Using "posts" as the search string, find the matching lines below and copy them.

** Information shown follows **

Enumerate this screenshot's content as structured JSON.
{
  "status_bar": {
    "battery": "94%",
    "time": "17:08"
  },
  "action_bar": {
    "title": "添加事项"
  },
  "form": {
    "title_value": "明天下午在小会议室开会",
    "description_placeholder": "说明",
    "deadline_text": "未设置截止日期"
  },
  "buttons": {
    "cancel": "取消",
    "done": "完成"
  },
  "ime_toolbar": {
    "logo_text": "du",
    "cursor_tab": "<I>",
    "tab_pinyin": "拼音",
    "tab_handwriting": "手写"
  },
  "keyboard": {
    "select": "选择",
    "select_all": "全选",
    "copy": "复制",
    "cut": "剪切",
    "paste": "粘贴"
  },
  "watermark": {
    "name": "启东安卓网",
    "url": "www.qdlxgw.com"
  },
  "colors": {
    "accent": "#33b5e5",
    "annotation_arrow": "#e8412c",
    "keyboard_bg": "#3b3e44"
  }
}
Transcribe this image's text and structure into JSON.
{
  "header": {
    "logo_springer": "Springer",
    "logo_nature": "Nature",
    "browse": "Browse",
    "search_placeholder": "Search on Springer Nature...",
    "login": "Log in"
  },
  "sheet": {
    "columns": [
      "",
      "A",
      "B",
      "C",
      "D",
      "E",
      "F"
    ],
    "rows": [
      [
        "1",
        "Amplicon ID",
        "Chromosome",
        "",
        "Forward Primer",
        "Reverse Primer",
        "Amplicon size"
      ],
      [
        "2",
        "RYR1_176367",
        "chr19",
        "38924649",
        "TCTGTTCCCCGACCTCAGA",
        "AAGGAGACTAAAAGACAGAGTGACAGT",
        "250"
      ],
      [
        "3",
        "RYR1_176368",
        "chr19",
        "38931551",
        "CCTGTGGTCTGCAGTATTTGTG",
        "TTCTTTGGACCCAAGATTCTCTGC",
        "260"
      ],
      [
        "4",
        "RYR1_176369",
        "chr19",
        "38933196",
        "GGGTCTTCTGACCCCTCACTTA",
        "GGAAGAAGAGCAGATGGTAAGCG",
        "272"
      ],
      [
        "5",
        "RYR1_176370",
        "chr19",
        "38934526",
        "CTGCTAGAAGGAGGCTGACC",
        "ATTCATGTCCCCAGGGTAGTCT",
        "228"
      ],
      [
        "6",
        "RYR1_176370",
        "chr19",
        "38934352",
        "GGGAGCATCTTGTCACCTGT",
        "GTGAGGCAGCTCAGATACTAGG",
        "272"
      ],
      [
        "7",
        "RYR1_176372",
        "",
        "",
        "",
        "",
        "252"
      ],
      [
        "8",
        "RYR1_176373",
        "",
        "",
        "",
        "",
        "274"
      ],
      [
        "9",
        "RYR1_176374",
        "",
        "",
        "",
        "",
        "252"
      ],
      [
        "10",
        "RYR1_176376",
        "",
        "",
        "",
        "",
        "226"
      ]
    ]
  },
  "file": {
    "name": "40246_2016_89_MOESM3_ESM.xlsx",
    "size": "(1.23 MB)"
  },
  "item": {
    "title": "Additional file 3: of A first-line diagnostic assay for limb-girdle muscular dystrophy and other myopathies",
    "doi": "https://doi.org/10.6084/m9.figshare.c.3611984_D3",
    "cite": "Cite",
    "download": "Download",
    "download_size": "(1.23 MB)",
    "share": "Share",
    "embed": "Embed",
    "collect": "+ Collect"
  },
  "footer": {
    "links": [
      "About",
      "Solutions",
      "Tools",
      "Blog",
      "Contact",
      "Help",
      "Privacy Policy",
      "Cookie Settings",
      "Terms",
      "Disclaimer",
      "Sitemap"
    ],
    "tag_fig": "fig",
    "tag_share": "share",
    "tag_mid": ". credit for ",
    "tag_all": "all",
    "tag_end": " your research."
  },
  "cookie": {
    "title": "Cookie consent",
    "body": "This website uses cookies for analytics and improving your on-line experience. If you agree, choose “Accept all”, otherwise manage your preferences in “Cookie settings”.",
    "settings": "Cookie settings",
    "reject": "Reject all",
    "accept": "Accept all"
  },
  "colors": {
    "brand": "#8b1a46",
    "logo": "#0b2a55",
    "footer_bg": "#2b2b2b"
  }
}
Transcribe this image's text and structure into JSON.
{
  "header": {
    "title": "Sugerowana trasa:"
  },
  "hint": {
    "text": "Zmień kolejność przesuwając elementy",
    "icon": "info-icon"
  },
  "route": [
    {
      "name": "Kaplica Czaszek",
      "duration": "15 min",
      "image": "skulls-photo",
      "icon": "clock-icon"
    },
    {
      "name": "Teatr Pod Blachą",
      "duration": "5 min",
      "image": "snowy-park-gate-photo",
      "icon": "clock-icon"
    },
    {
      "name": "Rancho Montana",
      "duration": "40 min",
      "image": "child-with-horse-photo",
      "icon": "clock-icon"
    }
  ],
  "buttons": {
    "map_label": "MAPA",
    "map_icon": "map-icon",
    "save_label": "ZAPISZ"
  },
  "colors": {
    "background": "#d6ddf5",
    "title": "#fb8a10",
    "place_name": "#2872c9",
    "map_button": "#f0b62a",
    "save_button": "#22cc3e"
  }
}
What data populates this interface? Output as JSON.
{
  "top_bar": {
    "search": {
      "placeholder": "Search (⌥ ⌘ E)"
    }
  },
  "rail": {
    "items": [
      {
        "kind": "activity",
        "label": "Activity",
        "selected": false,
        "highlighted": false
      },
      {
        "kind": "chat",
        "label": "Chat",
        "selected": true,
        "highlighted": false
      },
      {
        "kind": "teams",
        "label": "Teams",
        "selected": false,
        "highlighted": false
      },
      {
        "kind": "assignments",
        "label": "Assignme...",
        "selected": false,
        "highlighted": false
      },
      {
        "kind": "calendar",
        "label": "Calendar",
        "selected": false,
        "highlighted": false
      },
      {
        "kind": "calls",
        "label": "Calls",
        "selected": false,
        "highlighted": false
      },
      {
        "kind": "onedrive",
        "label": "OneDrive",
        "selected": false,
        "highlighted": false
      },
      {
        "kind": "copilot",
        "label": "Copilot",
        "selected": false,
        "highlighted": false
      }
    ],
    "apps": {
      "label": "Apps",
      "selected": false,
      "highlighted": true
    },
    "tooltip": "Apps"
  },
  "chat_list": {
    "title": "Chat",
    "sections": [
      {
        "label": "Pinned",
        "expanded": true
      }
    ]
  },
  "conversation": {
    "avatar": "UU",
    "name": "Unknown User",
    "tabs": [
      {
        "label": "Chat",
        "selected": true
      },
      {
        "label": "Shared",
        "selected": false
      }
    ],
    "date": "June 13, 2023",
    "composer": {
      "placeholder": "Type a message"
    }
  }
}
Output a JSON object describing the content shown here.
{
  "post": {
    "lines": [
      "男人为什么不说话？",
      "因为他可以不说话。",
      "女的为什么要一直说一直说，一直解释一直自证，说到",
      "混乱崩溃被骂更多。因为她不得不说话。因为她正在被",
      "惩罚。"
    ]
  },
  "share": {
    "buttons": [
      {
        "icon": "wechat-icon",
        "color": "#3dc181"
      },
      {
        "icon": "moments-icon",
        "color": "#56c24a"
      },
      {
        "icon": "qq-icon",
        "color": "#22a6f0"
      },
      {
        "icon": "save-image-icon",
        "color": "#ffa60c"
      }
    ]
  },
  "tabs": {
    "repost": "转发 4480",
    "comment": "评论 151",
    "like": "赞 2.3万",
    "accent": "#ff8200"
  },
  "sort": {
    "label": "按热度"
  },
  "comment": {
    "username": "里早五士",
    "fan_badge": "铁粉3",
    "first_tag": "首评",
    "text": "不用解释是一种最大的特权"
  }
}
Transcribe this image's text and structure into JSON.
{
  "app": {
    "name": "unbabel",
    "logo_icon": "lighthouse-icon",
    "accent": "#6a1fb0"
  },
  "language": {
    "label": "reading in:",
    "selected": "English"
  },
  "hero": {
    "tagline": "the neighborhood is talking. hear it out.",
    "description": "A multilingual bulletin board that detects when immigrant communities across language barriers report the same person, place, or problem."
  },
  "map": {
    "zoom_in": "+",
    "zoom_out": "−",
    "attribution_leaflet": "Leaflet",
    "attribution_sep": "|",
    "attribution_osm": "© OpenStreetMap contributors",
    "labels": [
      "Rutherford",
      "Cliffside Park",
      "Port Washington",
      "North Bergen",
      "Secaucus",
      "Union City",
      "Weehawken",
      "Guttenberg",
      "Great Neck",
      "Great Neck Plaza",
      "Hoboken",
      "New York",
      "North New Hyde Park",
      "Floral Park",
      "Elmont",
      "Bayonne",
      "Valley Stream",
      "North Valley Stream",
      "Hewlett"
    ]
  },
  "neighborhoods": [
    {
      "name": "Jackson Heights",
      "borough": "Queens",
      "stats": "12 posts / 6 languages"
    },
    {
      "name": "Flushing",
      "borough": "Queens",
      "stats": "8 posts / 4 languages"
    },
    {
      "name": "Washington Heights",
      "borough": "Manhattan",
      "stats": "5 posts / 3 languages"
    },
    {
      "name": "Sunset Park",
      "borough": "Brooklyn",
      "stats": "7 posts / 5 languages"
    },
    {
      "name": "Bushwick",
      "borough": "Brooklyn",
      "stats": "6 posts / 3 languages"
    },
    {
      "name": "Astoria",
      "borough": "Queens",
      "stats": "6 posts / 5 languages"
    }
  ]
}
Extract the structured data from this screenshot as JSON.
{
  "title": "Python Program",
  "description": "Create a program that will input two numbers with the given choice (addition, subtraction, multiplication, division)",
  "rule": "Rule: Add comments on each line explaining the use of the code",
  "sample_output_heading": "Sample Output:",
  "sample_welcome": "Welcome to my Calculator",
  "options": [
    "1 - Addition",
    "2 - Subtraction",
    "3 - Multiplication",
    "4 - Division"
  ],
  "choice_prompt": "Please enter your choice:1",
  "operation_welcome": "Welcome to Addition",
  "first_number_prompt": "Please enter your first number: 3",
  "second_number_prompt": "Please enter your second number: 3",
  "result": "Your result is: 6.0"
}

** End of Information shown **

→ **Response area**:
      "stats": "12 posts / 6 languages"
      "stats": "8 posts / 4 languages"
      "stats": "5 posts / 3 languages"
      "stats": "7 posts / 5 languages"
      "stats": "6 posts / 3 languages"
      "stats": "6 posts / 5 languages"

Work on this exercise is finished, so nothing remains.